This course examines the cultural and artistic history of Versailles in the 17th and 18th centuries. It traces the development of the palace, garden and city as a total artwork and an expression of changing ideas around the court, the monarchy and the state. From its origins as a hunting retreat and setting for ephemeral courtly entertainments, through to its apogee as the seat of the absolutist state at the end of the 17th century, and then its decline and collapse less than a century later, we will see how architecture, painting and decorative arts articulated evolving ideas around the divinity of the monarch, and the opposition between the private, courtly and public spheres. We will see how artists and architects such as Mansart, LeBrun, Le Nôtre, Gabriel, Mique and Robert created artworks and settings for the amusement and glorification of the king. In addition to class lectures there will be visits to the Louvre, Versailles, and Vaux-le-Vicomte.


Offers students more specialized knowledge of specific aspects of art produced during the Baroque, Rococo, and Neoclassical ages. Topics vary. Offerings include: Three Baroque Masters: Rubens, Rembrandt, and Velazquez; Caravaggio and the Caravaggisti; and Princes and Patrons: Art Collecting and Patronage in 17th Century Europe, Taste and Society; Eighteenth Century French and English Art and Art Collecting.


“Every act of creation,” said Pablo Picasso, “is first of all an act of destruction.” In the field of art, the early 20th century is undoubtedly a time of accelerated collapse for the artistic vocabulary, the values and the canon identified with the great Western tradition inherited from the Renaissance. What are the motivations of this breakdown and what kind of creation did it give rise to? This class examines the drastic transformations occurring in the field of visual arts (concentrating on painting and sculpture) from the late 19th century (impressionism, post-impressionism) to the radical passage to abstraction in the mid-1910s. This panorama of a rapidly changing art scene will end on the emergence of post–World War I avant-garde movements such as Dada and Surrealism. Major figures, such as Cézanne, Picasso or Kandinsky will be studied with particular attention, while major movements—including Cubism, Fauvism—will be given specific attention.

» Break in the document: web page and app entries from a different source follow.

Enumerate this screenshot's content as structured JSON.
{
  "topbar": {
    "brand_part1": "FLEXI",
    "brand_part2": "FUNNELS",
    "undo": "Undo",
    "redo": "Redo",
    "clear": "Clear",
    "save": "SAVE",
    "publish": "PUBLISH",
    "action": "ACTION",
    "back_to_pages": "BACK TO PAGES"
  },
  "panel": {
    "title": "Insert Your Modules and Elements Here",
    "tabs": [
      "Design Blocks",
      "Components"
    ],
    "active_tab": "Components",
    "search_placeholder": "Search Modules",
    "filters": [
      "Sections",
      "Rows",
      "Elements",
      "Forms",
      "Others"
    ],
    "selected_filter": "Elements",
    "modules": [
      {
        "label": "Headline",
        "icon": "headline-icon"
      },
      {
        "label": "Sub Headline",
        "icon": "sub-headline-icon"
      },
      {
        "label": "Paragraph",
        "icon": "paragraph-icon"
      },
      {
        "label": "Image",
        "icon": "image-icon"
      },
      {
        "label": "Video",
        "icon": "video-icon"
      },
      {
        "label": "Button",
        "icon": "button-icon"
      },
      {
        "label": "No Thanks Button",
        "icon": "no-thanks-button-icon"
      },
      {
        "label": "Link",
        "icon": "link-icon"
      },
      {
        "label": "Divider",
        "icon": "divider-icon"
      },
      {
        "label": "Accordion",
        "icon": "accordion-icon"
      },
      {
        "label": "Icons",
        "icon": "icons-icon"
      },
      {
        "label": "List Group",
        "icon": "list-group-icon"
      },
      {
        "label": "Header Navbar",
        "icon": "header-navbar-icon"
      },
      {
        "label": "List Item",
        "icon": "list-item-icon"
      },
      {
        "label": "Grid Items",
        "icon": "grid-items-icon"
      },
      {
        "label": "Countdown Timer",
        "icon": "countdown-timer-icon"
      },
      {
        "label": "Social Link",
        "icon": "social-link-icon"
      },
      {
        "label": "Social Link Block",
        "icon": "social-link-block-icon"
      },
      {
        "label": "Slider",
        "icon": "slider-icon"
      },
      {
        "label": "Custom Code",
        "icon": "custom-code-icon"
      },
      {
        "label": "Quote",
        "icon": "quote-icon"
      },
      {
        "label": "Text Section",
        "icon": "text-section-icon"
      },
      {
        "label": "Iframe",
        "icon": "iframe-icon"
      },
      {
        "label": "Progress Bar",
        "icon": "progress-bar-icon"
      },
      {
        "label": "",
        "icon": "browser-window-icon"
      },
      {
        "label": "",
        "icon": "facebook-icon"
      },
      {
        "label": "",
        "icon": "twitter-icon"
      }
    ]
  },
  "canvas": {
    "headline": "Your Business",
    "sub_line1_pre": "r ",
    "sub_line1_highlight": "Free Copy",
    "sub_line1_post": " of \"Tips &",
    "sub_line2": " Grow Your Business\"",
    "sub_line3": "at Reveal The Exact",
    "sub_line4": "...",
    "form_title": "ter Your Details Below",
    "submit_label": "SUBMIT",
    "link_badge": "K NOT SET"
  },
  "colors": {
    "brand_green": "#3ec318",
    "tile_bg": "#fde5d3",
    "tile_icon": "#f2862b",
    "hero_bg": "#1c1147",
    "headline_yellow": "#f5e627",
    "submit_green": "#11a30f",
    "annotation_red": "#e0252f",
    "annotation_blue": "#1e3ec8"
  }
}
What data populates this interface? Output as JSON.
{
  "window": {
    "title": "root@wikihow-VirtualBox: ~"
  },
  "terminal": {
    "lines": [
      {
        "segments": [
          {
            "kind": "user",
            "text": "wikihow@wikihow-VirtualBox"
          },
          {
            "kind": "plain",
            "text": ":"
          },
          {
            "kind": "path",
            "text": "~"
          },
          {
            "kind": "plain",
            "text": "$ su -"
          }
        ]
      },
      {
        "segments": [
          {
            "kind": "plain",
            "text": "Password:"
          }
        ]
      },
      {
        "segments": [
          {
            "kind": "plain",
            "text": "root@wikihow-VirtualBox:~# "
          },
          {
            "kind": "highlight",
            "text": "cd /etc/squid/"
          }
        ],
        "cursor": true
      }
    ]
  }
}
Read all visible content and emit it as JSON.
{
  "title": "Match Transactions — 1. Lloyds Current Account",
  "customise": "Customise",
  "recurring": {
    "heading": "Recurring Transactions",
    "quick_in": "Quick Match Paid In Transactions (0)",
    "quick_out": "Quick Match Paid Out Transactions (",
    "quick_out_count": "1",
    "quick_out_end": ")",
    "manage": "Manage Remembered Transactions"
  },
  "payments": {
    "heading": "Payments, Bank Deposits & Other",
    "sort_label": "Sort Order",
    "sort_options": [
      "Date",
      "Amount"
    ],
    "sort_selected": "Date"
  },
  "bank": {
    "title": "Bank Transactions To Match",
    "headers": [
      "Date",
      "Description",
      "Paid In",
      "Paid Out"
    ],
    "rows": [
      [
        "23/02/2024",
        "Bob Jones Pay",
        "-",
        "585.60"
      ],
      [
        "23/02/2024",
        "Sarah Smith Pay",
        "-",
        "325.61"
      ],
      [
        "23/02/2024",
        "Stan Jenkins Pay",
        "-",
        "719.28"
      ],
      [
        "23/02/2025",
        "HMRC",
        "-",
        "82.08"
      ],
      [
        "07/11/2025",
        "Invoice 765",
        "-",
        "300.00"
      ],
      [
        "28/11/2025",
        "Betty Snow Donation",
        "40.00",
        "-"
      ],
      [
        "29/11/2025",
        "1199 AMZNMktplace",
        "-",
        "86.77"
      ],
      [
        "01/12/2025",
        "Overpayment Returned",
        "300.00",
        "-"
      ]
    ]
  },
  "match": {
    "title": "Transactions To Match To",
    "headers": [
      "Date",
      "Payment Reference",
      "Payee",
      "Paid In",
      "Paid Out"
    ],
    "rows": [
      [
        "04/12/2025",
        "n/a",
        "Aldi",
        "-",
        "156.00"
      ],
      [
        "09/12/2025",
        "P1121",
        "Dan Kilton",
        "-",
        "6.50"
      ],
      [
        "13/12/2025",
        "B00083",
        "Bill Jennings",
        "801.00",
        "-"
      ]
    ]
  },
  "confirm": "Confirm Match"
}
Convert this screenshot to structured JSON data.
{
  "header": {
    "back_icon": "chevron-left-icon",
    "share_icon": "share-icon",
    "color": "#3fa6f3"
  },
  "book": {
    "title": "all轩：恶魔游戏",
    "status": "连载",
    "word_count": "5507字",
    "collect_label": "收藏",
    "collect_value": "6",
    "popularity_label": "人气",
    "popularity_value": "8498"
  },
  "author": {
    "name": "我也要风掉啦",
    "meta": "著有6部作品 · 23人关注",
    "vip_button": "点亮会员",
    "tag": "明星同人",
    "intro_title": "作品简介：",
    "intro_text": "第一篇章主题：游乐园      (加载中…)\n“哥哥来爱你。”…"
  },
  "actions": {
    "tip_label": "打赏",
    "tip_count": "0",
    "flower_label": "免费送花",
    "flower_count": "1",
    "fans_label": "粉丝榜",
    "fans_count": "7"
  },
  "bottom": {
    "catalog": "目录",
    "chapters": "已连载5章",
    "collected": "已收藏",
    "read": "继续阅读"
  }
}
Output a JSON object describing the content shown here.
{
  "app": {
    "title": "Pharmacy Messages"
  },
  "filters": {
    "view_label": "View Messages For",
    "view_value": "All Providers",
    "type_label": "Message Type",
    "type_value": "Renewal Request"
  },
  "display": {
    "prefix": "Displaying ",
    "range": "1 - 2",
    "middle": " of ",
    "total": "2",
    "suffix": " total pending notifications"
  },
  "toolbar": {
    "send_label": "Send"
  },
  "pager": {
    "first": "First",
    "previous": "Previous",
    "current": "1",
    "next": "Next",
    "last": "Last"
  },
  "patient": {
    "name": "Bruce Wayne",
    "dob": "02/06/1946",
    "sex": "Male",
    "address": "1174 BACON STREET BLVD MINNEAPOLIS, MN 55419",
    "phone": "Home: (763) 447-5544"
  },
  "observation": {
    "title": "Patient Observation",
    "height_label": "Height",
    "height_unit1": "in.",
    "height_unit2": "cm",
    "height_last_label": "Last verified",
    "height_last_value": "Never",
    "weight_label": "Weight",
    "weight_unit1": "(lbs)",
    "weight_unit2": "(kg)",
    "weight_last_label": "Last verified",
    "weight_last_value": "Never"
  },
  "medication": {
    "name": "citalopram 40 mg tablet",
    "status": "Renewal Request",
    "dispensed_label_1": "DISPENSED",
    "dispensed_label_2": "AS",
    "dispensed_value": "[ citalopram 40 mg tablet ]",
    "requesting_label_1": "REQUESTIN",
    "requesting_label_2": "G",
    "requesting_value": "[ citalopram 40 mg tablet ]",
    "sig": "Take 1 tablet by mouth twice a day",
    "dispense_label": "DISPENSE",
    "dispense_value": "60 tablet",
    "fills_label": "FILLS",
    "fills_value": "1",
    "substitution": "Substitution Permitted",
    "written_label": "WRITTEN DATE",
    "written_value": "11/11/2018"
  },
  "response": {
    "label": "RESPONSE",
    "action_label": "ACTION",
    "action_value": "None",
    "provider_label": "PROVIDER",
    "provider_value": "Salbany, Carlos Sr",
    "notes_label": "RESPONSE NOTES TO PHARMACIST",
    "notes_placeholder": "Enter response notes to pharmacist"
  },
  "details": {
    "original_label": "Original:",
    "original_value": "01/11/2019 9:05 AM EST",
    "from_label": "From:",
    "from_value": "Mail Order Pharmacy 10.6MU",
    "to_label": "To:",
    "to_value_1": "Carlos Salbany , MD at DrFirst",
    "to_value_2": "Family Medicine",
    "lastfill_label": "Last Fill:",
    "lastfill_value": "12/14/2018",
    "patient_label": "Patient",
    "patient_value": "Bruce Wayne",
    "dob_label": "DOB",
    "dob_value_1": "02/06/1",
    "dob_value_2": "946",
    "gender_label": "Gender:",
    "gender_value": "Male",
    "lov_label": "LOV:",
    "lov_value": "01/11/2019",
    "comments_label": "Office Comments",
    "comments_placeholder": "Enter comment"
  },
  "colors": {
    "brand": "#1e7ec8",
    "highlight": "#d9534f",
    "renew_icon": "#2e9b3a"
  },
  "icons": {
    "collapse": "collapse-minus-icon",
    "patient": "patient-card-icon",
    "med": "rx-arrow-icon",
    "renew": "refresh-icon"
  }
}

Readings of related literature, including the critical reception of the art of the time and artists’ writings, will contribute to the understanding of this crucial period.


This course presents the basic stylistic, thematic and theoritical concerns of the major movements in Western art, from WWII to the 1980's. Investigating the diversity of artistic responses to the challenges posed by both aesthetics legacy of the past and the new political, social and economic climate of the post-war period, this course will focus on the relationship between aesthetic theory and artistic practice.


Aesthetic autonomy is the notion that culture is a sphere apart, with each art distinct, and it is a bad word for most of us raised on postmodernist interdisciplinarity. We tend to forget that autonomy is always provisional, always defined diacritically and situated politically, always semi. …” Hal Foster (2002) Pop Art and Pop Culture investigates the relationships between arts (painting, architecture, design, film, music…) and the mass media, with a particular focus on the 1960s. Rather than relying on practical distinctions between high and low, fine arts and applied arts, serious experiment versus entertaining commercial product, the course will consider the intersections and links between the most advanced artistic endeavors and the aesthetics of the commercial and corporate environment.